(App and web page records)
────────

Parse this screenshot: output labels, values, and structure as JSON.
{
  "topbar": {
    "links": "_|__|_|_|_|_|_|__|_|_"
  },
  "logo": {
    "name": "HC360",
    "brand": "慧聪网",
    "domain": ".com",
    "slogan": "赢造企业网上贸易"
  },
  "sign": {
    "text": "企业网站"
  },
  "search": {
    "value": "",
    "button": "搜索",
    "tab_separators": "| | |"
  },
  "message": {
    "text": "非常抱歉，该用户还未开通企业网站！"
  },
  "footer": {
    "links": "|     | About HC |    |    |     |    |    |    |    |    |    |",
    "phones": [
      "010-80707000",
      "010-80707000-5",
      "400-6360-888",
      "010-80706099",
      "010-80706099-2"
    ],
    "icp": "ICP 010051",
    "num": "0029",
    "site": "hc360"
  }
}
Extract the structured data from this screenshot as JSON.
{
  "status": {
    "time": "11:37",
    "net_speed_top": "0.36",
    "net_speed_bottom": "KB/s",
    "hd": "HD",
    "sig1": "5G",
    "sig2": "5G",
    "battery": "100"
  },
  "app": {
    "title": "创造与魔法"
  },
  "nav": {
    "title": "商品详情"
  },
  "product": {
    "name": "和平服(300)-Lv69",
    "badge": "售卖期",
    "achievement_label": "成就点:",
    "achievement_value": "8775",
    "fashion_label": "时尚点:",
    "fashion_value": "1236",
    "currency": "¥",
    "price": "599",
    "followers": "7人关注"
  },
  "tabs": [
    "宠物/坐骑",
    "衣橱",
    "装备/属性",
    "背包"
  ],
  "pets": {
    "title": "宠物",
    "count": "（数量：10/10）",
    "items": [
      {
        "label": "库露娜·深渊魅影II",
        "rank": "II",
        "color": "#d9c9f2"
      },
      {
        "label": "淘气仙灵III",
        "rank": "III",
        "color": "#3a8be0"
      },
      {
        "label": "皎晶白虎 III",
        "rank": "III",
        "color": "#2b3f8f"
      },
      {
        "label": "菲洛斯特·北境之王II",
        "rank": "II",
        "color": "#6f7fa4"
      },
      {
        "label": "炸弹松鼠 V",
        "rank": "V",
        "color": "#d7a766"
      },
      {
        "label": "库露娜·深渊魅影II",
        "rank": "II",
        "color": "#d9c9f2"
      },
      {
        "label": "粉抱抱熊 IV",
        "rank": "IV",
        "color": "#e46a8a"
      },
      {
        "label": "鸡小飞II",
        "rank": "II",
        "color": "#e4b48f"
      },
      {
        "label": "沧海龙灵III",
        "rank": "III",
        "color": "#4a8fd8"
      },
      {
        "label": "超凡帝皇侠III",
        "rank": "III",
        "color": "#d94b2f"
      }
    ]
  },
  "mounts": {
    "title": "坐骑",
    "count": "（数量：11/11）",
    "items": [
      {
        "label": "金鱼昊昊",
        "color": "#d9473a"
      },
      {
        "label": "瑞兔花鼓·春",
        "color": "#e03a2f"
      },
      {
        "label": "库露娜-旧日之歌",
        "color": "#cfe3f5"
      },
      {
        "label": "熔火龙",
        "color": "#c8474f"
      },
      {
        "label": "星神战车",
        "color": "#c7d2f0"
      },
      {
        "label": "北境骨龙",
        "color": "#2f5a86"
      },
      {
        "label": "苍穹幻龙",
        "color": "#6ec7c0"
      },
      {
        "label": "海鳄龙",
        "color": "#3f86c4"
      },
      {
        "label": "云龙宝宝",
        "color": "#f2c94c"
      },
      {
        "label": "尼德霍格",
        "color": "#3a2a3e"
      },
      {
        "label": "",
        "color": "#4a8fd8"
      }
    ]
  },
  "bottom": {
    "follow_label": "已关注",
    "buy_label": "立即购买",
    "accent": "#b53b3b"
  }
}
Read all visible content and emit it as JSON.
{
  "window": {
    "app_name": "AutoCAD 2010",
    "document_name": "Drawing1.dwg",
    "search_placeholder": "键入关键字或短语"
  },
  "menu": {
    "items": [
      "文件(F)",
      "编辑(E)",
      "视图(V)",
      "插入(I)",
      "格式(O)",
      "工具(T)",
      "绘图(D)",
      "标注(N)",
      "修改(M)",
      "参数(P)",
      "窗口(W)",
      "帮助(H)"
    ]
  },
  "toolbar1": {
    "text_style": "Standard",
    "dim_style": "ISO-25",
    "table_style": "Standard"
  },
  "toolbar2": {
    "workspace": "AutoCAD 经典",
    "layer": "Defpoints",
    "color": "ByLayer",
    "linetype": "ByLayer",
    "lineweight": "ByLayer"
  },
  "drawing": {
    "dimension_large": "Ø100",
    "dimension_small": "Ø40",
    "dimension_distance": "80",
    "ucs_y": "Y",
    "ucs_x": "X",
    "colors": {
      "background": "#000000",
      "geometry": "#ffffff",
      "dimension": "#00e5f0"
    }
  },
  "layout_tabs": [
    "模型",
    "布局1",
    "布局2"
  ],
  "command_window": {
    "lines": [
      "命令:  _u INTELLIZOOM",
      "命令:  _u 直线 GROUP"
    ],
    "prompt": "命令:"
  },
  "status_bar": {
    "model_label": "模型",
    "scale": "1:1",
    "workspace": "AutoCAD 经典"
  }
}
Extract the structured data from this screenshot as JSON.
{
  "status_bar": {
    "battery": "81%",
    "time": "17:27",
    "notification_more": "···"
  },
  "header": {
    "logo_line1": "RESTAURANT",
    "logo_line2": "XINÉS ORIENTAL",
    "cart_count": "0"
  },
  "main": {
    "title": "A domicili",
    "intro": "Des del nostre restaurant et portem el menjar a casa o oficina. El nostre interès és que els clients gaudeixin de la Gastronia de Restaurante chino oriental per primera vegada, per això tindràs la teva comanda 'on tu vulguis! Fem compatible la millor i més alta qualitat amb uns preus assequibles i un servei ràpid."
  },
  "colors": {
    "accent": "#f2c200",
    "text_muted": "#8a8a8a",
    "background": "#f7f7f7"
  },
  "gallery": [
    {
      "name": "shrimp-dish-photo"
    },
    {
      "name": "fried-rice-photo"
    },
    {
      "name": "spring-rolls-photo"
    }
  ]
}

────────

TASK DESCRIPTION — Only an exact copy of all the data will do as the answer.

THE ANSWER —
Parse this screenshot: output labels, values, and structure as JSON.
{
  "topbar": {
    "links": "_|__|_|_|_|_|_|__|_|_"
  },
  "logo": {
    "name": "HC360",
    "brand": "慧聪网",
    "domain": ".com",
    "slogan": "赢造企业网上贸易"
  },
  "sign": {
    "text": "企业网站"
  },
  "search": {
    "value": "",
    "button": "搜索",
    "tab_separators": "| | |"
  },
  "message": {
    "text": "非常抱歉，该用户还未开通企业网站！"
  },
  "footer": {
    "links": "|     | About HC |    |    |     |    |    |    |    |    |    |",
    "phones": [
      "010-80707000",
      "010-80707000-5",
      "400-6360-888",
      "010-80706099",
      "010-80706099-2"
    ],
    "icp": "ICP 010051",
    "num": "0029",
    "site": "hc360"
  }
}
Extract the structured data from this screenshot as JSON.
{
  "status": {
    "time": "11:37",
    "net_speed_top": "0.36",
    "net_speed_bottom": "KB/s",
    "hd": "HD",
    "sig1": "5G",
    "sig2": "5G",
    "battery": "100"
  },
  "app": {
    "title": "创造与魔法"
  },
  "nav": {
    "title": "商品详情"
  },
  "product": {
    "name": "和平服(300)-Lv69",
    "badge": "售卖期",
    "achievement_label": "成就点:",
    "achievement_value": "8775",
    "fashion_label": "时尚点:",
    "fashion_value": "1236",
    "currency": "¥",
    "price": "599",
    "followers": "7人关注"
  },
  "tabs": [
    "宠物/坐骑",
    "衣橱",
    "装备/属性",
    "背包"
  ],
  "pets": {
    "title": "宠物",
    "count": "（数量：10/10）",
    "items": [
      {
        "label": "库露娜·深渊魅影II",
        "rank": "II",
        "color": "#d9c9f2"
      },
      {
        "label": "淘气仙灵III",
        "rank": "III",
        "color": "#3a8be0"
      },
      {
        "label": "皎晶白虎 III",
        "rank": "III",
        "color": "#2b3f8f"
      },
      {
        "label": "菲洛斯特·北境之王II",
        "rank": "II",
        "color": "#6f7fa4"
      },
      {
        "label": "炸弹松鼠 V",
        "rank": "V",
        "color": "#d7a766"
      },
      {
        "label": "库露娜·深渊魅影II",
        "rank": "II",
        "color": "#d9c9f2"
      },
      {
        "label": "粉抱抱熊 IV",
        "rank": "IV",
        "color": "#e46a8a"
      },
      {
        "label": "鸡小飞II",
        "rank": "II",
        "color": "#e4b48f"
      },
      {
        "label": "沧海龙灵III",
        "rank": "III",
        "color": "#4a8fd8"
      },
      {
        "label": "超凡帝皇侠III",
        "rank": "III",
        "color": "#d94b2f"
      }
    ]
  },
  "mounts": {
    "title": "坐骑",
    "count": "（数量：11/11）",
    "items": [
      {
        "label": "金鱼昊昊",
        "color": "#d9473a"
      },
      {
        "label": "瑞兔花鼓·春",
        "color": "#e03a2f"
      },
      {
        "label": "库露娜-旧日之歌",
        "color": "#cfe3f5"
      },
      {
        "label": "熔火龙",
        "color": "#c8474f"
      },
      {
        "label": "星神战车",
        "color": "#c7d2f0"
      },
      {
        "label": "北境骨龙",
        "color": "#2f5a86"
      },
      {
        "label": "苍穹幻龙",
        "color": "#6ec7c0"
      },
      {
        "label": "海鳄龙",
        "color": "#3f86c4"
      },
      {
        "label": "云龙宝宝",
        "color": "#f2c94c"
      },
      {
        "label": "尼德霍格",
        "color": "#3a2a3e"
      },
      {
        "label": "",
        "color": "#4a8fd8"
      }
    ]
  },
  "bottom": {
    "follow_label": "已关注",
    "buy_label": "立即购买",
    "accent": "#b53b3b"
  }
}
Read all visible content and emit it as JSON.
{
  "window": {
    "app_name": "AutoCAD 2010",
    "document_name": "Drawing1.dwg",
    "search_placeholder": "键入关键字或短语"
  },
  "menu": {
    "items": [
      "文件(F)",
      "编辑(E)",
      "视图(V)",
      "插入(I)",
      "格式(O)",
      "工具(T)",
      "绘图(D)",
      "标注(N)",
      "修改(M)",
      "参数(P)",
      "窗口(W)",
      "帮助(H)"
    ]
  },
  "toolbar1": {
    "text_style": "Standard",
    "dim_style": "ISO-25",
    "table_style": "Standard"
  },
  "toolbar2": {
    "workspace": "AutoCAD 经典",
    "layer": "Defpoints",
    "color": "ByLayer",
    "linetype": "ByLayer",
    "lineweight": "ByLayer"
  },
  "drawing": {
    "dimension_large": "Ø100",
    "dimension_small": "Ø40",
    "dimension_distance": "80",
    "ucs_y": "Y",
    "ucs_x": "X",
    "colors": {
      "background": "#000000",
      "geometry": "#ffffff",
      "dimension": "#00e5f0"
    }
  },
  "layout_tabs": [
    "模型",
    "布局1",
    "布局2"
  ],
  "command_window": {
    "lines": [
      "命令:  _u INTELLIZOOM",
      "命令:  _u 直线 GROUP"
    ],
    "prompt": "命令:"
  },
  "status_bar": {
    "model_label": "模型",
    "scale": "1:1",
    "workspace": "AutoCAD 经典"
  }
}
Extract the structured data from this screenshot as JSON.
{
  "status_bar": {
    "battery": "81%",
    "time": "17:27",
    "notification_more": "···"
  },
  "header": {
    "logo_line1": "RESTAURANT",
    "logo_line2": "XINÉS ORIENTAL",
    "cart_count": "0"
  },
  "main": {
    "title": "A domicili",
    "intro": "Des del nostre restaurant et portem el menjar a casa o oficina. El nostre interès és que els clients gaudeixin de la Gastronia de Restaurante chino oriental per primera vegada, per això tindràs la teva comanda 'on tu vulguis! Fem compatible la millor i més alta qualitat amb uns preus assequibles i un servei ràpid."
  },
  "colors": {
    "accent": "#f2c200",
    "text_muted": "#8a8a8a",
    "background": "#f7f7f7"
  },
  "gallery": [
    {
      "name": "shrimp-dish-photo"
    },
    {
      "name": "fried-rice-photo"
    },
    {
      "name": "spring-rolls-photo"
    }
  ]
}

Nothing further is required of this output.